[Saved data entries]
----------
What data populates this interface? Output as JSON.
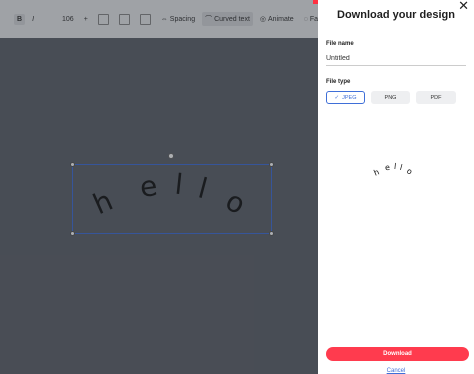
{
  "toolbar": {
    "bold_label": "B",
    "italic_label": "I",
    "font_size": "106",
    "spacing_label": "Spacing",
    "curved_text_label": "Curved text",
    "animate_label": "Animate",
    "fade_label": "Fade a"
  },
  "canvas": {
    "letters": [
      "h",
      "e",
      "l",
      "l",
      "o"
    ]
  },
  "panel": {
    "title": "Download your design",
    "file_name_label": "File name",
    "file_name_value": "Untitled",
    "file_type_label": "File type",
    "file_types": [
      "JPEG",
      "PNG",
      "PDF"
    ],
    "selected_type": "JPEG",
    "preview_text": [
      "h",
      "e",
      "l",
      "l",
      "o"
    ],
    "download_label": "Download",
    "cancel_label": "Cancel",
    "close_icon": "close-icon"
  },
  "colors": {
    "accent": "#3f6fd8",
    "download": "#ff3b4e",
    "overlay": "#3a3f47"
  }
}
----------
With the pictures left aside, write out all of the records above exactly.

### Task solution
What data populates this interface? Output as JSON.
{
  "toolbar": {
    "bold_label": "B",
    "italic_label": "I",
    "font_size": "106",
    "spacing_label": "Spacing",
    "curved_text_label": "Curved text",
    "animate_label": "Animate",
    "fade_label": "Fade a"
  },
  "canvas": {
    "letters": [
      "h",
      "e",
      "l",
      "l",
      "o"
    ]
  },
  "panel": {
    "title": "Download your design",
    "file_name_label": "File name",
    "file_name_value": "Untitled",
    "file_type_label": "File type",
    "file_types": [
      "JPEG",
      "PNG",
      "PDF"
    ],
    "selected_type": "JPEG",
    "preview_text": [
      "h",
      "e",
      "l",
      "l",
      "o"
    ],
    "download_label": "Download",
    "cancel_label": "Cancel",
    "close_icon": "close-icon"
  },
  "colors": {
    "accent": "#3f6fd8",
    "download": "#ff3b4e",
    "overlay": "#3a3f47"
  }
}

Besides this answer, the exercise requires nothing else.